**WHAT IS NEEDED:** For the word "nреестра", state how many lines below contain it. Give no other text.

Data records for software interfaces
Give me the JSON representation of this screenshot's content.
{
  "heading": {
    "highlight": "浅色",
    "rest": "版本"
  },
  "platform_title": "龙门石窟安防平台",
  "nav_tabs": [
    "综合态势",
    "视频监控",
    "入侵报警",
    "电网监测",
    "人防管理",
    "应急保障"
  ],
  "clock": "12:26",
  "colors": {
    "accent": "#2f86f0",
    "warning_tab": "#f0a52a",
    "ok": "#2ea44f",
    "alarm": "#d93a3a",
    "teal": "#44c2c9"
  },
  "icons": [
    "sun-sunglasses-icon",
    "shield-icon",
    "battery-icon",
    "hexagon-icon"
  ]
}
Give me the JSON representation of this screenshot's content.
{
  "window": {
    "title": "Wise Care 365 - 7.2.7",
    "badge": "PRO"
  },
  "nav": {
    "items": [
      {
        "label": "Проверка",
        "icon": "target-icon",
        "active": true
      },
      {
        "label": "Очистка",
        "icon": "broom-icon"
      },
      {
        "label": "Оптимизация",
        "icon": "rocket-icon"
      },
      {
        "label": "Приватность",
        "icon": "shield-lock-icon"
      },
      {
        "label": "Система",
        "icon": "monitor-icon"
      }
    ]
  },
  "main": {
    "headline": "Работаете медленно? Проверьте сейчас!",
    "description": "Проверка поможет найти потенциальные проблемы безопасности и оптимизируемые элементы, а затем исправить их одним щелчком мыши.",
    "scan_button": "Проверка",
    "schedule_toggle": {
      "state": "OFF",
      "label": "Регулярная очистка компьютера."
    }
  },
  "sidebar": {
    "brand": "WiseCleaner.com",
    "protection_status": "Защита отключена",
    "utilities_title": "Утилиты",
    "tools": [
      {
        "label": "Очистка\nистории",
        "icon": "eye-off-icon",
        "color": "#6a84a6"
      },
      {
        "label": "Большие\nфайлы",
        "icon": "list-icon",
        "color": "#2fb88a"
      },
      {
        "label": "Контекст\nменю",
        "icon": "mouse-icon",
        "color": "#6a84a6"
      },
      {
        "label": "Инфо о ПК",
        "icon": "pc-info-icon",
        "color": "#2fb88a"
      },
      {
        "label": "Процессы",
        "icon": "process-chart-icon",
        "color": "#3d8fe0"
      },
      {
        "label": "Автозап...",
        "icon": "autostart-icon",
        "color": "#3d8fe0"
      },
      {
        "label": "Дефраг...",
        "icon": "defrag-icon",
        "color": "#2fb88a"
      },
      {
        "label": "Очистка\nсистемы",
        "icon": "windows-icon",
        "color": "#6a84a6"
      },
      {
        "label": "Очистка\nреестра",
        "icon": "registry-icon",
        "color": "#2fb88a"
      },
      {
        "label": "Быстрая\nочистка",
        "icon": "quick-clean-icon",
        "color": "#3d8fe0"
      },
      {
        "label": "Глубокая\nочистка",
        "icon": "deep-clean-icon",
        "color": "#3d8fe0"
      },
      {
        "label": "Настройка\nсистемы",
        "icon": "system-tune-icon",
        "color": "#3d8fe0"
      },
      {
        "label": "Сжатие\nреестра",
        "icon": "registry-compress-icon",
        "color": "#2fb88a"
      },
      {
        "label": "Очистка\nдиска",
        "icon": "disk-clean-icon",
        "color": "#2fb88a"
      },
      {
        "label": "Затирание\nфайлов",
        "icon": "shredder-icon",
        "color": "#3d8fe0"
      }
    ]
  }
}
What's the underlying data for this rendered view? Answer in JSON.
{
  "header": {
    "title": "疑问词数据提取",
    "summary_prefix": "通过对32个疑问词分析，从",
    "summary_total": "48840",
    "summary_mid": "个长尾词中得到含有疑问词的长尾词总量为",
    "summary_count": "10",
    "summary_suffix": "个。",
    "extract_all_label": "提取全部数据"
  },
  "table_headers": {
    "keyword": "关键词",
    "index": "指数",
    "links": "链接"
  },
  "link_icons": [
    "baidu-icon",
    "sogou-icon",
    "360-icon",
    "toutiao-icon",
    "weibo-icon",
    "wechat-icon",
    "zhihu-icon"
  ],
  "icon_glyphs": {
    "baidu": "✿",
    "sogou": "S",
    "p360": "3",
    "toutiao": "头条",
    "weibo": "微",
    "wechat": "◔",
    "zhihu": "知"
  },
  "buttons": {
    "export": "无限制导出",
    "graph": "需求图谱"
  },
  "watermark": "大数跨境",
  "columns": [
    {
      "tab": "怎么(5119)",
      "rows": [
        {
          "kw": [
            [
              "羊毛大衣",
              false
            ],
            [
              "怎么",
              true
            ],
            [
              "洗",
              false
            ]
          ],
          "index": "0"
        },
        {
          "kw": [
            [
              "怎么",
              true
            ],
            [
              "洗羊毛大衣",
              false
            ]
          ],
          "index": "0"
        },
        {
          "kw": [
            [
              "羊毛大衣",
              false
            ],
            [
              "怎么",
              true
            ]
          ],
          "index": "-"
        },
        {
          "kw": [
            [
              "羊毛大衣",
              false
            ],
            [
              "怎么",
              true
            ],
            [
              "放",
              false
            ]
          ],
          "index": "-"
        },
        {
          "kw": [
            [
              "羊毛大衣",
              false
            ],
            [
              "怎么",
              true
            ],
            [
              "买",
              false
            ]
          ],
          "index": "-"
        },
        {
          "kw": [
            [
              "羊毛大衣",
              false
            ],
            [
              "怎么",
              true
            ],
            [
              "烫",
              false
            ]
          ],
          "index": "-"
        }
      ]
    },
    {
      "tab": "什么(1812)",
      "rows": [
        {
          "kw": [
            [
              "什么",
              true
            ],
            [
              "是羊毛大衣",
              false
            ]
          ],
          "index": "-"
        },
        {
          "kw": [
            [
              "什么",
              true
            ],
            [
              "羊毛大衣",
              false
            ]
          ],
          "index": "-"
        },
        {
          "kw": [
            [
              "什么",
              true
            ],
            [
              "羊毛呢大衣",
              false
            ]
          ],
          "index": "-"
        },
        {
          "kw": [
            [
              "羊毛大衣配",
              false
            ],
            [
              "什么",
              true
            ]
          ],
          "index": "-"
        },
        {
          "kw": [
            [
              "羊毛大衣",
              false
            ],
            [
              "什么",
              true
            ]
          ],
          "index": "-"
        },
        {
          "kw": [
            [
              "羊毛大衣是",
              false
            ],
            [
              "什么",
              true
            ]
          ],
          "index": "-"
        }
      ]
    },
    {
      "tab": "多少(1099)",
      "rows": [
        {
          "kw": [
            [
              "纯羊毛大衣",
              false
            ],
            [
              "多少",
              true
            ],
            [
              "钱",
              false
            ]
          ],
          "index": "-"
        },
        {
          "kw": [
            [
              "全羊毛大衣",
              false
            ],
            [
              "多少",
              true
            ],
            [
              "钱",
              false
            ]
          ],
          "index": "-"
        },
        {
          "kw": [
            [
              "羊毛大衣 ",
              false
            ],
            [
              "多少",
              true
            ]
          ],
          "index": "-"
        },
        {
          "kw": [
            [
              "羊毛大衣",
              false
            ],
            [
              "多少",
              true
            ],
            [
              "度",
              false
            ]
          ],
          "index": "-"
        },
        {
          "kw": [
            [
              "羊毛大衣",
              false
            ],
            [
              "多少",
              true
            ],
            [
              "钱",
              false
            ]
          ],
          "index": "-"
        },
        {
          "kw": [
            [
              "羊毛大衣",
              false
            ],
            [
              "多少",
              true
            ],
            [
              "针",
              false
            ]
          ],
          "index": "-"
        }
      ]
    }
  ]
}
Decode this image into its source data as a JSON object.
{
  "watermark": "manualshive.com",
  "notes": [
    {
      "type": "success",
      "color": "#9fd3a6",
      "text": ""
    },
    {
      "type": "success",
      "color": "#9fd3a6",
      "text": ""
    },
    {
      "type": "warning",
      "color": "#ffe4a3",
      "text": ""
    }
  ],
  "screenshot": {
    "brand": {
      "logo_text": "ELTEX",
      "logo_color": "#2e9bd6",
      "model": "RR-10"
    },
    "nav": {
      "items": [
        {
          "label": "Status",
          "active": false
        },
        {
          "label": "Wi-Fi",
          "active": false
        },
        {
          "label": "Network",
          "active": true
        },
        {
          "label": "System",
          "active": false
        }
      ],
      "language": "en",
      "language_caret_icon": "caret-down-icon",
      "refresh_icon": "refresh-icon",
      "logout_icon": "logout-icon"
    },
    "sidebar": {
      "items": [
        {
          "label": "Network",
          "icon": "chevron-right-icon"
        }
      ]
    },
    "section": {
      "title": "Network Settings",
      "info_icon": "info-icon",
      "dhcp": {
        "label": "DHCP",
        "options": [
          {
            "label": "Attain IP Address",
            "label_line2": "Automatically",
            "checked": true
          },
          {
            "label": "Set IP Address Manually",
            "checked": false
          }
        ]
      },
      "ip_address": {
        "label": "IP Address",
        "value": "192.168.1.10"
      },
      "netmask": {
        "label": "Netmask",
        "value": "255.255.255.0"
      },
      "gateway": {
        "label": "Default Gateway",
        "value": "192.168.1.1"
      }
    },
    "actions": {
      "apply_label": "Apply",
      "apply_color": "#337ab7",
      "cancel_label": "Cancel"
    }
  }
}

**WRITTEN SOLUTION:** 2